Of Chickasaw laughter
Like that of whales;
Charred mortar and lumber,
Sinking into divine
Past, present, future.
Tall and slim
Pump driving barren
Wells to surface.
Budding apple trees,
|Kemp, Colbert, Carr are all names that are found here.
The Bloomfield Academy for Chickasaw Females had three distinct periods;
Reverend J.H. Carr founded and built the original school and based his curriculum on Religious, domestic and academic
studies (1852-1867). The Chickasaws based their curriculum on academic literacy. They maintained control from 1865-1907. The

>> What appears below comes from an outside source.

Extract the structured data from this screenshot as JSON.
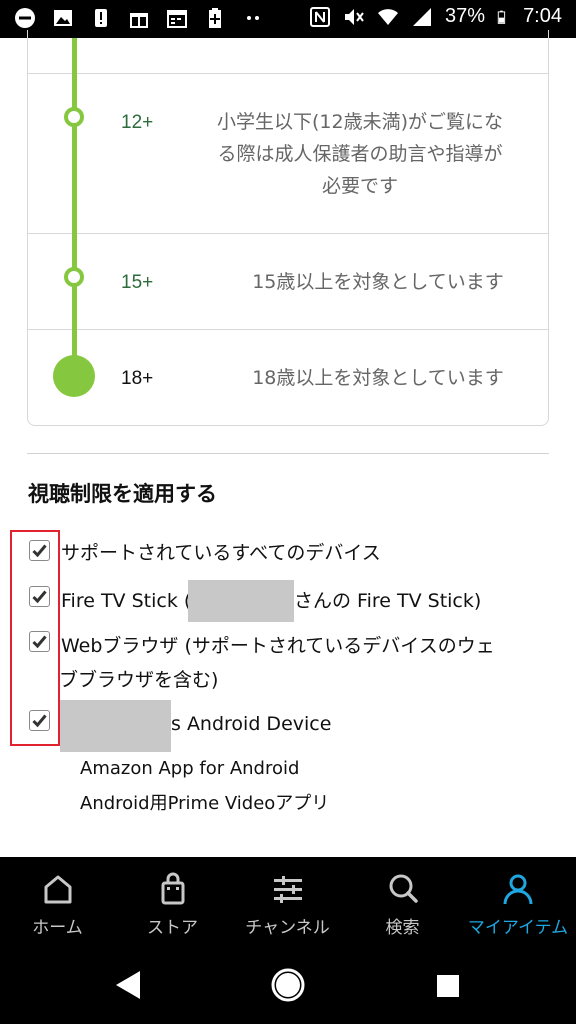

third stage was controlled by the federal government and based curriculum on domestic literacy, cooking was considered domestic
science and sewing was domestic arts. The federal government held control from 1907 until 1949. The school then merged with
the Ardmore school district, located in Ardmore, OK.